The problem: Among the lines listed below, count those that include the string "Inventory", and state only the count.

Records for processing:
++++

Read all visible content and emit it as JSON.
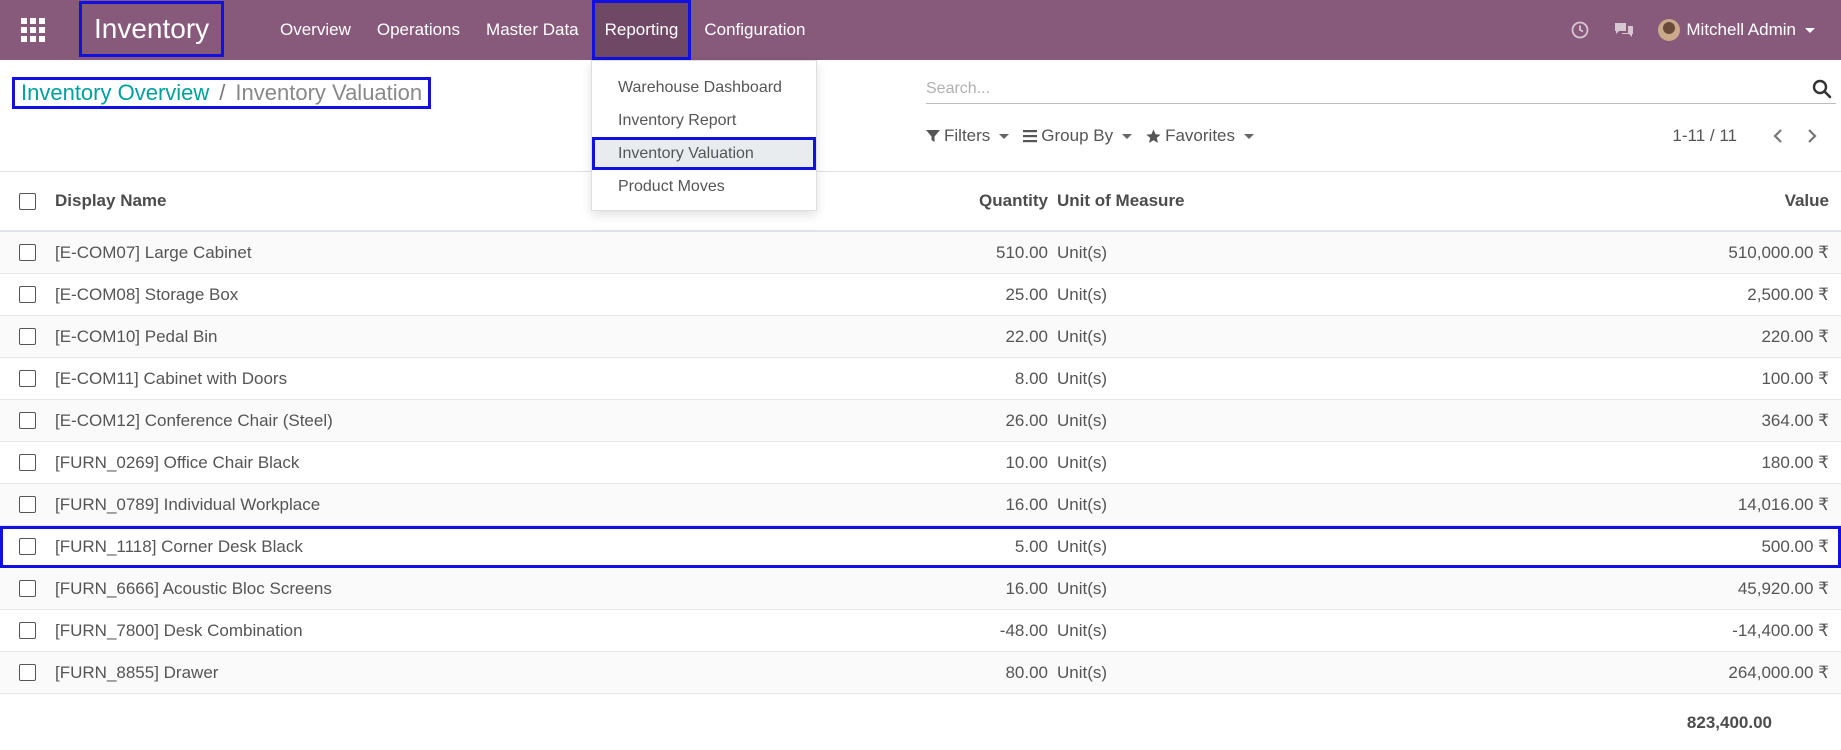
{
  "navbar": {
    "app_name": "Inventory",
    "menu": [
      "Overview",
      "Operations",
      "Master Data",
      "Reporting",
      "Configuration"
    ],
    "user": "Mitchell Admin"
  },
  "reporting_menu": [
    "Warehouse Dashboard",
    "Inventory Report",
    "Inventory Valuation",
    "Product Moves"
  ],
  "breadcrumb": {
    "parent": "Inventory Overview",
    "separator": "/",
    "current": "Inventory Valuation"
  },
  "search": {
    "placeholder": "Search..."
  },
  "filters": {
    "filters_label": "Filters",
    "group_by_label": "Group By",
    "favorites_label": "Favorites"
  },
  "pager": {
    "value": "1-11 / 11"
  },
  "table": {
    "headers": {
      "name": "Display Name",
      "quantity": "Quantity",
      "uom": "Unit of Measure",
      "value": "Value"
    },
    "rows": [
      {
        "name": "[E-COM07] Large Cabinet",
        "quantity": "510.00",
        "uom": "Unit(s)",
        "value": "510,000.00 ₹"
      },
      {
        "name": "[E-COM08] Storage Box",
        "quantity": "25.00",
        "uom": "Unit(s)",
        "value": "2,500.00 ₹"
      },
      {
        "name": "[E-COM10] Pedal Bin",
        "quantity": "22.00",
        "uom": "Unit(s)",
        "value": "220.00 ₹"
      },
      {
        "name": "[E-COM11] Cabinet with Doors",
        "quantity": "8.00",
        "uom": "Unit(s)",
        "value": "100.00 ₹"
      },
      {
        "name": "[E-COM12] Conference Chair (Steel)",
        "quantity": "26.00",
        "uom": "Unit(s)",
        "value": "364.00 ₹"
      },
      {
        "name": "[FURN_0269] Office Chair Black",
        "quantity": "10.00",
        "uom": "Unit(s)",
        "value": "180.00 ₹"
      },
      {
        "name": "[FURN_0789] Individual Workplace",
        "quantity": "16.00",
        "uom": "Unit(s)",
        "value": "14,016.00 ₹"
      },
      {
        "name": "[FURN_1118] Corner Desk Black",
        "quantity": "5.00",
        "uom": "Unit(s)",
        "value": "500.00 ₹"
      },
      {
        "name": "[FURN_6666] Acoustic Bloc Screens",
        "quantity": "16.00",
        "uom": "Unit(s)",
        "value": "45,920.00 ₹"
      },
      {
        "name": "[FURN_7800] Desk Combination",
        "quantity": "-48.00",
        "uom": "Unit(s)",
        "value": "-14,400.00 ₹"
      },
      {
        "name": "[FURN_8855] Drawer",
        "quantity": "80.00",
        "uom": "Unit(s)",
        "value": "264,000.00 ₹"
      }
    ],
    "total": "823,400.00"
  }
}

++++

Response: 5